On February 29, HUD announced an agreement with a Kansas City-based bank over its alleged redlining practices against African-American mortgage applicants. Two fair housing organizations (Complainants) filed separate complaints with HUD in October 2015 alleging that the bank engaged in discriminatory acts and violated the Fair Housing Act. According to Complainants, the bank’s “lack of market penetration in African-American communities made residential real estate products less available to persons based on race.” Complainants further alleged that the bank “designated their service area, or assessment area, in a way that excluded areas of high African-American concentration, which resulted in making residential real estate products less available to persons based on race” – a practice generally referred to as redlining. The agreement requires that the bank must, during the three-year agreement period: (i) allocate $75,000 in subsidy funds to provide discounts on home purchase loans to majority African-American census tracts in the Kansas City area; and (ii) originate $2.5 million in mortgage loans in African-American neighborhoods. Read more…

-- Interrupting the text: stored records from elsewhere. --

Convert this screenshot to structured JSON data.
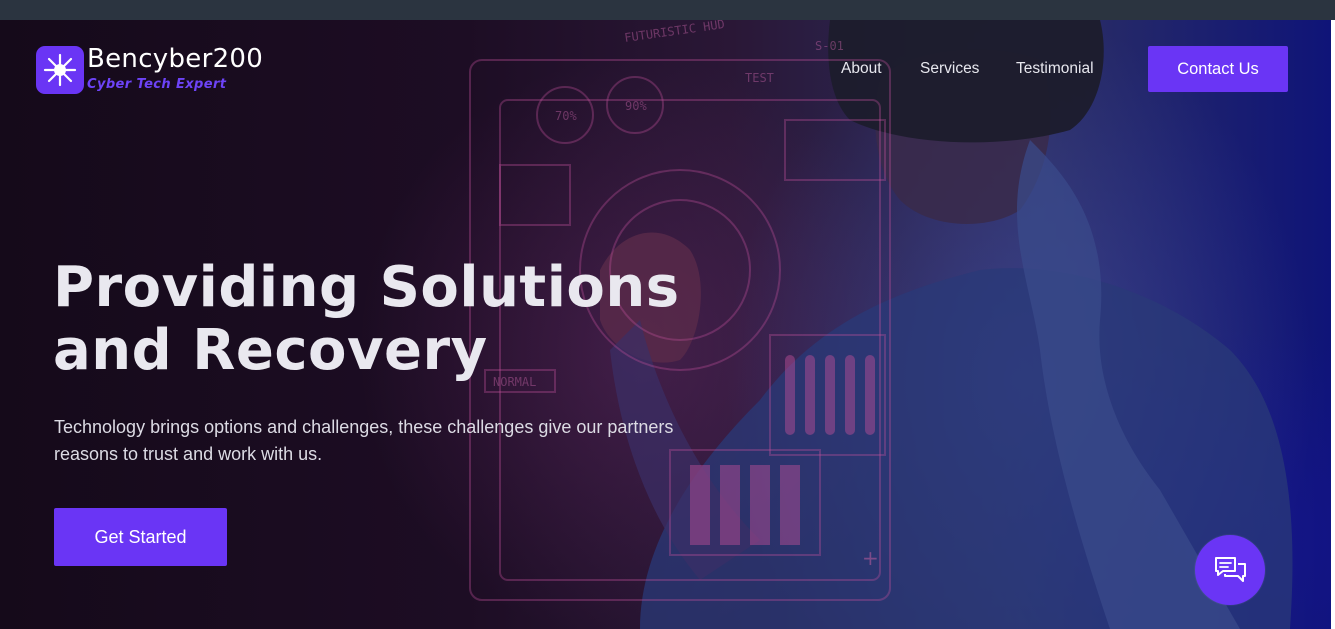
{
  "brand": {
    "name": "Bencyber200",
    "tagline": "Cyber Tech Expert",
    "icon": "starburst-icon"
  },
  "nav": {
    "items": [
      {
        "label": "About"
      },
      {
        "label": "Services"
      },
      {
        "label": "Testimonial"
      }
    ],
    "contact_label": "Contact Us"
  },
  "hero": {
    "headline_line1": "Providing Solutions",
    "headline_line2": "and Recovery",
    "subtext": "Technology brings options and challenges, these challenges give our partners reasons to trust and work with us.",
    "cta_label": "Get Started",
    "hud_labels": [
      "FUTURISTIC HUD",
      "TEST",
      "70%",
      "90%",
      "S-01",
      "NORMAL"
    ]
  },
  "chat": {
    "icon": "chat-bubbles-icon"
  },
  "colors": {
    "accent": "#6a35f5",
    "tagline": "#6d43f7",
    "heading": "#e9e8ef",
    "background_dark": "#150a1a",
    "background_blue": "#0f1478"
  }
}
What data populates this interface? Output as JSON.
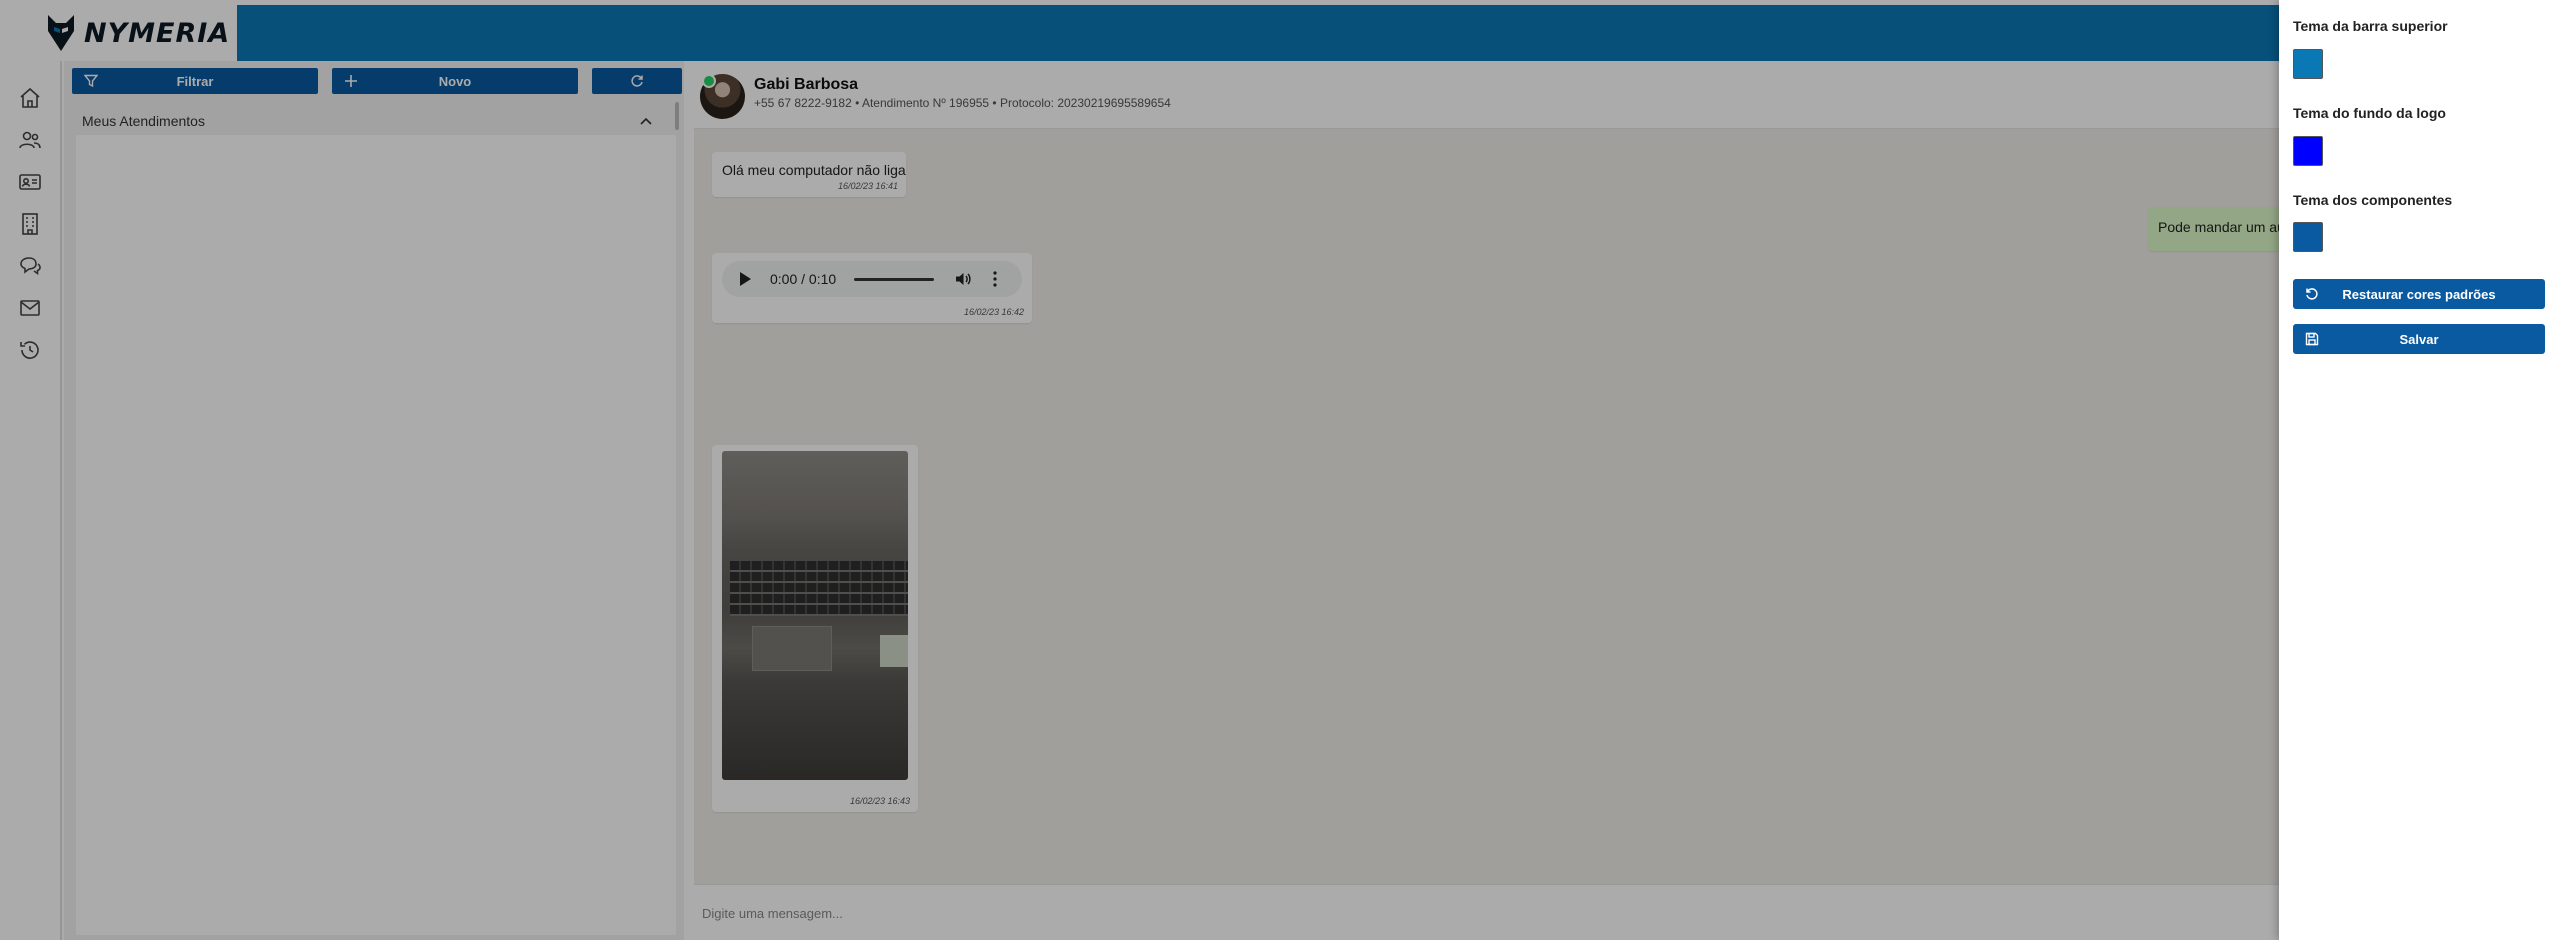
{
  "app": {
    "logo_text": "NYMERIA"
  },
  "colors": {
    "topbar": "#0a78b5",
    "accent": "#0a5aa2"
  },
  "nav": {
    "items": [
      "home-icon",
      "users-icon",
      "contact-card-icon",
      "building-icon",
      "chat-icon",
      "mail-icon",
      "history-icon"
    ]
  },
  "list_panel": {
    "filter_label": "Filtrar",
    "new_label": "Novo",
    "refresh_icon": "refresh-icon",
    "section_title": "Meus Atendimentos"
  },
  "chat": {
    "contact_name": "Gabi Barbosa",
    "contact_meta": "+55 67 8222-9182 • Atendimento Nº 196955  • Protocolo: 20230219695589654",
    "messages": [
      {
        "type": "text",
        "direction": "in",
        "text": "Olá meu computador não liga",
        "time": "16/02/23 16:41"
      },
      {
        "type": "text",
        "direction": "out",
        "text": "Pode mandar um au"
      },
      {
        "type": "audio",
        "direction": "in",
        "audio_time": "0:00 / 0:10",
        "time": "16/02/23 16:42"
      },
      {
        "type": "image",
        "direction": "in",
        "time": "16/02/23 16:43"
      }
    ],
    "composer_placeholder": "Digite uma mensagem..."
  },
  "theme_drawer": {
    "topbar_theme_label": "Tema da barra superior",
    "topbar_theme_color": "#0a78b5",
    "logo_bg_theme_label": "Tema do fundo da logo",
    "logo_bg_theme_color": "#0000ff",
    "components_theme_label": "Tema dos componentes",
    "components_theme_color": "#0a5aa2",
    "restore_label": "Restaurar cores padrões",
    "save_label": "Salvar"
  }
}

As previously noted, the White House released the FY 2017 Budget Proposal this week. President Obama’s proposed HUD budget for FY 2017 would revise the FHA down payment assistance requirements found under Section 203(b)(9) of the National Housing Act (12 U.S.C. 1709) by (i) replacing subparagraph (C) (Prohibited sources), and adding a new subparagraph (D) (Government assistance). The proposed amendment to the National Housing Act “seeks to clarify that down payment assistance from state and local governments and their respective agencies and instrumentalities are not impermissible sources of down payment assistance.”